All lines of the material below that include the string "JSON" are to be copied.
····················
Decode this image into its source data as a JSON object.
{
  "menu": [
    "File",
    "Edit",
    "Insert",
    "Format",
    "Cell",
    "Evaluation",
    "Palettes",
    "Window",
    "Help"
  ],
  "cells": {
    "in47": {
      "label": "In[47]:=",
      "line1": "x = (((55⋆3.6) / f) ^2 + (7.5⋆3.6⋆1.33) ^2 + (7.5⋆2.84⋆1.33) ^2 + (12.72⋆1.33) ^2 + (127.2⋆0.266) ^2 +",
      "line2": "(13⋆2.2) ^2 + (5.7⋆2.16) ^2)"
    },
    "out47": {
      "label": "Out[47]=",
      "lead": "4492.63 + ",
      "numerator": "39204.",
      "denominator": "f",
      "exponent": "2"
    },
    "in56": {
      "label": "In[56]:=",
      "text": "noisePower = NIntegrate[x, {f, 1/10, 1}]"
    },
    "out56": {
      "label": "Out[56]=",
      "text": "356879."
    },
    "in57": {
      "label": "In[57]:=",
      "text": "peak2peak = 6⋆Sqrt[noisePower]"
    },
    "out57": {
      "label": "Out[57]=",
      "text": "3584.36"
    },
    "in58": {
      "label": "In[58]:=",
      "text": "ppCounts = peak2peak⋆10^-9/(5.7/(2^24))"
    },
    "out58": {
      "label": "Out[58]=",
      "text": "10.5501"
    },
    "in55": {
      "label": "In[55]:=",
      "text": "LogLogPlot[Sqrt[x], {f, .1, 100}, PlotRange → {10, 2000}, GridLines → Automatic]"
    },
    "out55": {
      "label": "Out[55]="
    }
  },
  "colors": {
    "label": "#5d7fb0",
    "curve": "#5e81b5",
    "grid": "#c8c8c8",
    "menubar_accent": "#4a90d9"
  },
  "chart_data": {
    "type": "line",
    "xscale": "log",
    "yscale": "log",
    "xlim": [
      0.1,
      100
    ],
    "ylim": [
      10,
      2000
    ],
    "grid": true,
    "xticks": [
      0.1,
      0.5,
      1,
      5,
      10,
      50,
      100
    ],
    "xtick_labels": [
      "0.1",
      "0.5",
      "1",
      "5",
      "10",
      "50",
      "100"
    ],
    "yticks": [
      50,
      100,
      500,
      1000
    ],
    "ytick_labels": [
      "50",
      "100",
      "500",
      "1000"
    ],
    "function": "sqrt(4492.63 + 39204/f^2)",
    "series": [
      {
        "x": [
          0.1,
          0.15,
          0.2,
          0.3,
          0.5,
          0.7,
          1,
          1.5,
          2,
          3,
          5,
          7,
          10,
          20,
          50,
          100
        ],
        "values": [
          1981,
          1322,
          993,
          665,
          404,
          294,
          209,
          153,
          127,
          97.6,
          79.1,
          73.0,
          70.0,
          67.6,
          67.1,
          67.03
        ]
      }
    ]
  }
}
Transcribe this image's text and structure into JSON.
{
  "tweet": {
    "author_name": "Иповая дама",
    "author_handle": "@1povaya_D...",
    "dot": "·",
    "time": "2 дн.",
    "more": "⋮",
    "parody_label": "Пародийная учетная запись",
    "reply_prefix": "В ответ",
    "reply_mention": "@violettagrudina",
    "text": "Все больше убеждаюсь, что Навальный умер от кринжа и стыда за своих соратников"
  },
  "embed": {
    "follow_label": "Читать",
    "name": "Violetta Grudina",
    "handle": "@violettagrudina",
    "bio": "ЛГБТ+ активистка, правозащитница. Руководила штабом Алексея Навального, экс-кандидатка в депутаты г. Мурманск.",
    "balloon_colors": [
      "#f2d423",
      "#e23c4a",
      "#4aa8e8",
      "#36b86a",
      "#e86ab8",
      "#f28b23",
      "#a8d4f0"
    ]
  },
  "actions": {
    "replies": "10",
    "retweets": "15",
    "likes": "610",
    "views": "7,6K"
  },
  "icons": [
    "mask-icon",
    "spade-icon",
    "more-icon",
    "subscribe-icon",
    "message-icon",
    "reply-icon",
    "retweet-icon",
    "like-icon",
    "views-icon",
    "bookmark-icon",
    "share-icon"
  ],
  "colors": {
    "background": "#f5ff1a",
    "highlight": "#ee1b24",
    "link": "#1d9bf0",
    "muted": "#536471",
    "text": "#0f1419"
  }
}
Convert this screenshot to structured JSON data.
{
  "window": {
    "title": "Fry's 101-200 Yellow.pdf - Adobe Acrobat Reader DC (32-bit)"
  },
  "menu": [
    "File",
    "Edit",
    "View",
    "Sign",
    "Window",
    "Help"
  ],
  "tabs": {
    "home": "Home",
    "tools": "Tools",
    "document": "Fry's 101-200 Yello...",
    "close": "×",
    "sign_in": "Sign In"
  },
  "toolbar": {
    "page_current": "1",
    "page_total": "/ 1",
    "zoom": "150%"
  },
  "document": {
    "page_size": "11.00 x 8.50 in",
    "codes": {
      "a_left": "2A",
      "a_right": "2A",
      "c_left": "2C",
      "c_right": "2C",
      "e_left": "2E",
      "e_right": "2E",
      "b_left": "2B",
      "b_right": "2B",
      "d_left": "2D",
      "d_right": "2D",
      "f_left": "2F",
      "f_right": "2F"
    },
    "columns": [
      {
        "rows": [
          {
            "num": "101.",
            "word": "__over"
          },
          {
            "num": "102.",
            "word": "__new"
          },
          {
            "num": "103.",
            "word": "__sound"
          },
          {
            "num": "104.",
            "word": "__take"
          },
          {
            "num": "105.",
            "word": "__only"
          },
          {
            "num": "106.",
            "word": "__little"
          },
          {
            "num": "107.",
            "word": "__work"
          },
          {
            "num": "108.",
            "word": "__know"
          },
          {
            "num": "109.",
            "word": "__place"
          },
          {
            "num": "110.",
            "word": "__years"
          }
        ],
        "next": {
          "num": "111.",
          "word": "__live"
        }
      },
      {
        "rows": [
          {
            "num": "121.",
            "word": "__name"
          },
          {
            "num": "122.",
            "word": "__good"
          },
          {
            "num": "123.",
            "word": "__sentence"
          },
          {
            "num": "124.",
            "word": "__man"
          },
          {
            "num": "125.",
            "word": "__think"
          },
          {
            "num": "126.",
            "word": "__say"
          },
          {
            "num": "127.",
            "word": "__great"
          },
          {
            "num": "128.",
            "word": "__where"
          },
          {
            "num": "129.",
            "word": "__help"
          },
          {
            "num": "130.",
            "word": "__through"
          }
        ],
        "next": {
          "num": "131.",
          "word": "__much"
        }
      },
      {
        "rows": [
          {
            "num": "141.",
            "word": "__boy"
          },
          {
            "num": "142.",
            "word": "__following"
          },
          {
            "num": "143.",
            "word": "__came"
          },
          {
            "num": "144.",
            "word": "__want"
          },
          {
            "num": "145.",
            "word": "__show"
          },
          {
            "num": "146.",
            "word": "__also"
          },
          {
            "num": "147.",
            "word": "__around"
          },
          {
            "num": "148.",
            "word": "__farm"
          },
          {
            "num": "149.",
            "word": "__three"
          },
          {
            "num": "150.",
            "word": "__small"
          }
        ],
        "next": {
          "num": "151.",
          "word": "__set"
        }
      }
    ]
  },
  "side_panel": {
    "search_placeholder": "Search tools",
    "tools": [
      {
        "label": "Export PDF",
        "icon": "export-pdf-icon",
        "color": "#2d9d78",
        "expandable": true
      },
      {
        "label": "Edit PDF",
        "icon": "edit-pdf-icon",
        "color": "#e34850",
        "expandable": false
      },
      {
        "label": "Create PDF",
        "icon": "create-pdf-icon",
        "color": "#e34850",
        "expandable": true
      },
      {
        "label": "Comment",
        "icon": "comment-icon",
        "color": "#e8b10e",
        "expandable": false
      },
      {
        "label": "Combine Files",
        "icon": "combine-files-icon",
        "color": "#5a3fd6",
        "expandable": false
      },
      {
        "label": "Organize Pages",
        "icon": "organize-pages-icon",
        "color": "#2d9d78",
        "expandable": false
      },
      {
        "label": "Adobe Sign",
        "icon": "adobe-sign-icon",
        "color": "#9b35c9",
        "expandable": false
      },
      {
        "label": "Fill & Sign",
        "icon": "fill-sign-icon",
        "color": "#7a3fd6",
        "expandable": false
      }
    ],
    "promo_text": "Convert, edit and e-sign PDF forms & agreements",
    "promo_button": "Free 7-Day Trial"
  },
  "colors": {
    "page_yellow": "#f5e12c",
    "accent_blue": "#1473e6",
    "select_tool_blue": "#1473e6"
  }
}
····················
**ANSWER FOR THIS EXERCISE**.
Decode this image into its source data as a JSON object.
Transcribe this image's text and structure into JSON.
Convert this screenshot to structured JSON data.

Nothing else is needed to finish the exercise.